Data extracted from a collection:
========

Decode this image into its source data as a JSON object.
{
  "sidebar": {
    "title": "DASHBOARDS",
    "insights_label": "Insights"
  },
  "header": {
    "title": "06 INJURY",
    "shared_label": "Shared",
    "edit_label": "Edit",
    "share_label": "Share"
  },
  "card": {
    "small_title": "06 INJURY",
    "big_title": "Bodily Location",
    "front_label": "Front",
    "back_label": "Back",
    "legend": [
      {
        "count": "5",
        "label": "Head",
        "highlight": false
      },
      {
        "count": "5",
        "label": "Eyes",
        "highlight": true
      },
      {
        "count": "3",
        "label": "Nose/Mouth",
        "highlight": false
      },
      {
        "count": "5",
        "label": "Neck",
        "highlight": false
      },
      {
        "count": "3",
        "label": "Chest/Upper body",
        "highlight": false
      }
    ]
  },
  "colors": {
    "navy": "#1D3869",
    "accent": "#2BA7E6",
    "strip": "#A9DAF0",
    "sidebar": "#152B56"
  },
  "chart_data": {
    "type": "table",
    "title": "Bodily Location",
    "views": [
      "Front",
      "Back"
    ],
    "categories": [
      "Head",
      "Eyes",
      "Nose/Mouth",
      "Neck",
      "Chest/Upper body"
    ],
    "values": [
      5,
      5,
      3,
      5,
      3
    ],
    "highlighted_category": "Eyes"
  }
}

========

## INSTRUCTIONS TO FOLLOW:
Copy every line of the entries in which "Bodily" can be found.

## RESULT:
    "big_title": "Bodily Location",
    "title": "Bodily Location",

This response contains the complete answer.